Young welders plan to reopen iconic Sheridan Iron Works

Trevor Clark, left, and Tucker Goss plan to reopen the Sheridan Iron Works in February. (Photo by Matthew Gaston, Sheridan Press)

By Ashleigh Fox

The Sheridan Press

Via Wyoming News Exchange

SHERIDAN — Two young men just a few years out of high school hope to restore Sheridan Iron Works to its original glory and operate it under its original name by February 2019.

Derek Gilbert purchased the building in 2014 from previous owners Joe and Sue Lytton, who purchased the building and struggling business in 1989 from Alvin Neard and Ellie Horsley. Instead of continuing the business, Gilbert wanted to use it as a workshop until someone he thought would be good for the building expressed interest.

“I’d always liked the building, and I had been here for (some small) things over the years,” Gilbert said. “I grew up on a farm, so I always wanted a shop. My wife likes to live in town…but I needed a shop where I could do some welding, do some carpentry, work on some cars and I always thought this would be the most awesome place to have.”

Four years later, Trevor Clark and Tucker Goss teamed up with Gilbert’s son, Matthew Gilbert, and won the Sheridan College Startup Challenge Weekend, where young entrepreneurs complete a weekend-long competition to present a business idea alongside other fellow students. The three, who were all part of the welding program at the college, beat out other business students for inventing a plastic insulator for the welding field.

Matthew Gilbert, who runs his own home construction company, told Goss about his father owning the Sheridan Iron Works building. Goss’ jaw dropped at the connection he had made. But school took precedence for Goss, and he focused on finishing his degree before calling Derek Gilbert to inquire about the building.

“Last day of school, I’m welding out during a weld test and my phone rings and I get a text from Derek saying, ‘Hey, I heard you’re looking to open up a welding shop. What would you think about opening Sheridan Iron Works back up?’” Goss recalled. “I thought I was dreaming.”

The building needed a lot of work; Derek Gilbert had been slowly renovating bits and pieces, like updating the roof, replacing old beams in the ceiling and hauling load upon load of scrap metal to Zowada for disposal. Goss, beyond himself with excitement of starting up a welding business so quickly after graduating, is eagerly working alongside Derek Gilbert and Clark to fully restore the building.

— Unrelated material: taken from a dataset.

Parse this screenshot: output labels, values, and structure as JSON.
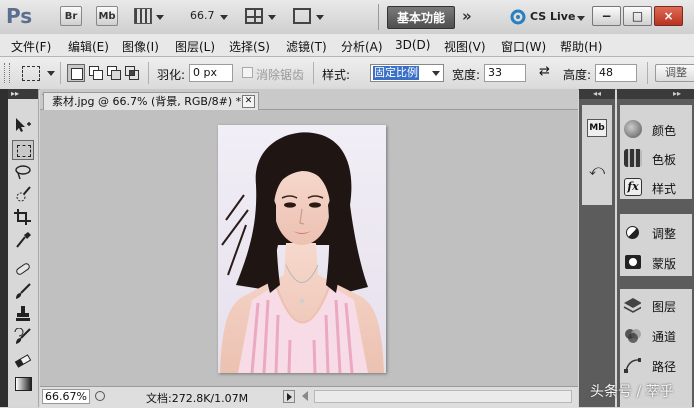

“(Derek Gilbert said) the building is in the condition it’s in; sweat equity, put some time in, and you could turn this into something,” Goss said. “That’s kind of how it started.”

The young men wanted to have the building completely restored and ready for an open house by September 2018, but the month came and went without a finished product. Now, their goal is to host a grand re-opening in the restored brick building in February 2019.

The young welders will continue cleaning between visits from former customers stopping by to inquire about current happenings with the building. Those visits help Goss and Clark learn more about the history of the building and business now in their care, and it also gives them an opportunity to reconnect with former and potential future customers.

“Any time any old customers come to me, I try and find out what Joe and Sue (Lytton) used to do and that’s the goal is to just open it back up and provide the same service that used to be here,” Goss said. “If not better, which might be a long shot because they were pretty awesome people.”

Goss and Clark have already partnered with several businesses in town to complete projects with the one piece of updated equipment they purchased and placed in the building.

The young businessmen are eager to resurrect an old business that once built submarine parts during World War II, and the building owner is excited to be a part of resurrecting history.

“I really love the place,” Derek Gilbert said. “I think it’s part of Sheridan’s heritage; I’m very proud to be able to be a part of as rich a heritage as this place is, and now I almost kind of feel like I’m somewhat responsible to protect this place and to keep it cool.”